Interesting and enjoyable; very well-written. Narrated in first person, but the protagonist often describes her other ancillaries in third person. All characters are evidently female, although some are referred to as male in some of the story’s languages. The story is enjoyably cerebral, possibly because much narrative is interleaved within the dialogue, and the narrative is the protagonist’s thoughts, told in first person, without italics.
TRFeller More than 1 year ago
This is last year’s Hugo, Arthur C. Clarke, and Nebula winner. The publisher did not make it available in last year’s Hugo Award packet, so I have only now gotten around to reading it. “Ancillary” refers to a human being whose mind has been wiped out and replaced with an artificial intelligence by the Radch, a galactic empire. Normally, all the ancillaries are slaves of a massive artificial intelligence located on a starship, but Breq’s starship, Justice of Toren, was destroyed and she is on a quest for vengeance. Chapters alternate between the time before the starship was destroyed and nineteen years later. This is the first book in her Imperial Radch series. This book is difficult to read, because the author does not use any masculine pronouns, such as “he” or “his”, although the reader eventually deduces that there are male characters. I found this gimmick to be distracting and irritating and think that it detracted from this otherwise excellent story.
Anonymous More than 1 year ago
The premise was very original but it moved a bit slowly. I'll be reading the next book.
Anonymous More than 1 year ago
Anonymous More than 1 year ago
I waited to pull the trigger on this book for quite a while, mostly due to some of the more negative or lukewarm reviews. I'm happy to say that I took the chance and got it. A lot of peoples' issues with it seem to be with the way sexual pronouns are used.
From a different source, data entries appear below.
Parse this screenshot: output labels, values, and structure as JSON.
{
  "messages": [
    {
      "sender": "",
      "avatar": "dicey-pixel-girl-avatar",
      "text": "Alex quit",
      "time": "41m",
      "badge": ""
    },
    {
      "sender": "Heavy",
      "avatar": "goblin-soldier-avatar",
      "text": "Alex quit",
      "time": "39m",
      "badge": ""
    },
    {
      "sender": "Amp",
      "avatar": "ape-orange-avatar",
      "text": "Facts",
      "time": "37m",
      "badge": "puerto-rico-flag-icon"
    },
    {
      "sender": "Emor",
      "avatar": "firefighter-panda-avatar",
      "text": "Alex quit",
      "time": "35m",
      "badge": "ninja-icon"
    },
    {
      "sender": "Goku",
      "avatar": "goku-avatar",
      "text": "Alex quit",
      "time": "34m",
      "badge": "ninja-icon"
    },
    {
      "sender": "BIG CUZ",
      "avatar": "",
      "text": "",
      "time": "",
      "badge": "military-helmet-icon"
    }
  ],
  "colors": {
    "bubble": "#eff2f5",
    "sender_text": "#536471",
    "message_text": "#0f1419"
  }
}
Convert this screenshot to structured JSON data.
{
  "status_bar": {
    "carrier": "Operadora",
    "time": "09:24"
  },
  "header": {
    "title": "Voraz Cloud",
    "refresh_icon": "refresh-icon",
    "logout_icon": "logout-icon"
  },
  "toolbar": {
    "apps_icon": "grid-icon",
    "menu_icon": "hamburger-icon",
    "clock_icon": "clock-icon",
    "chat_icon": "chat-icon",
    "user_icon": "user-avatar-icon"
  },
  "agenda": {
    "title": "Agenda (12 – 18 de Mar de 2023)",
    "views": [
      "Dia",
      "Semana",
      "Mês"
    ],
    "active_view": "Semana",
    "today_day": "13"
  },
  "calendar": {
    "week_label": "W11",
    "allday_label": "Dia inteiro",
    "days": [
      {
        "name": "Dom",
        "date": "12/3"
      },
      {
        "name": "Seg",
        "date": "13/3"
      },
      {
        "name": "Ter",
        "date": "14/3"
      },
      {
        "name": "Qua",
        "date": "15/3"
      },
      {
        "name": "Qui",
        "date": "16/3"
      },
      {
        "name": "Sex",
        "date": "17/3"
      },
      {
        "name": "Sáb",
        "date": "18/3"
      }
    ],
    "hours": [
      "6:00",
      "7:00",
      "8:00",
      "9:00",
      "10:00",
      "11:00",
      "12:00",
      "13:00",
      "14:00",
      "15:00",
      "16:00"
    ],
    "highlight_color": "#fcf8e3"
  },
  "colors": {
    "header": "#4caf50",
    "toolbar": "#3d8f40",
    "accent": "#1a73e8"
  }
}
For me, this was not an issue. It made things a bit confusing in the early going but is explained satisfactorily fairly soon and fits the story neatly. I read a couple reviews also complaining about the pace. I find this hard to understand. True, there isn't a lot of "action" through the first half or so of the book, but the story and the characters' backgrounds are built nicely and it moves along well, in my opinion. If you want a Star Wars book, read a Star Wars book. I have just purchased the second in the series, Ancillary Sword, and highly recommend this one.
Anonymous More than 1 year ago
JDBrink More than 1 year ago
This is a multi-award winning novel, and it's easy to see why. Leckie does an amazing job of creating a far-flung future empire with deep cultural details. Her main character is a very cool kind of Pinocchio, a character who was previously an AI with control over hundreds of bodies simultaneously who, through events surrounding a similar kind of duplicitous conspiracy, has now been reduced to but a single body. The plot of the book involves politics that reflect our own, with two forces that appear the same from the outside (are in fact the very same person with multiple bodies herself) waging a silent war against each other. (Sounds like the parties within the U.S. government, doesn't it?) It's an intelligent read with lots of cool SF aspects and steady character development. My only big criticism is the pacing of this novel. There were times in the middle and latter half of the book that I wanted to give up on it. It just wasn't moving forward at a rewarding pace and at times felt bogged down in the details and traveling. (And now that I say that, perhaps that makes it Tolkien-esque, which could be a high compliment, I suppose.) A thoroughly developed, original book, but I sometimes found it challenging to stay invested in the story. 3.75 to 4 stars.
Anonymous More than 1 year ago
Though somewhat confusing at times, the author deftly crafts a vision of a future where the dominant human culture is politically correct to the extreme. Gender is not only ambiguous in clothing/make up/body enhancements, it is no longer differentiated in language. Government and military jobs are filled using an aptitude test that everyone accepts. But not everything is as it seems...
Anonymous More than 1 year ago
Anonymous More than 1 year ago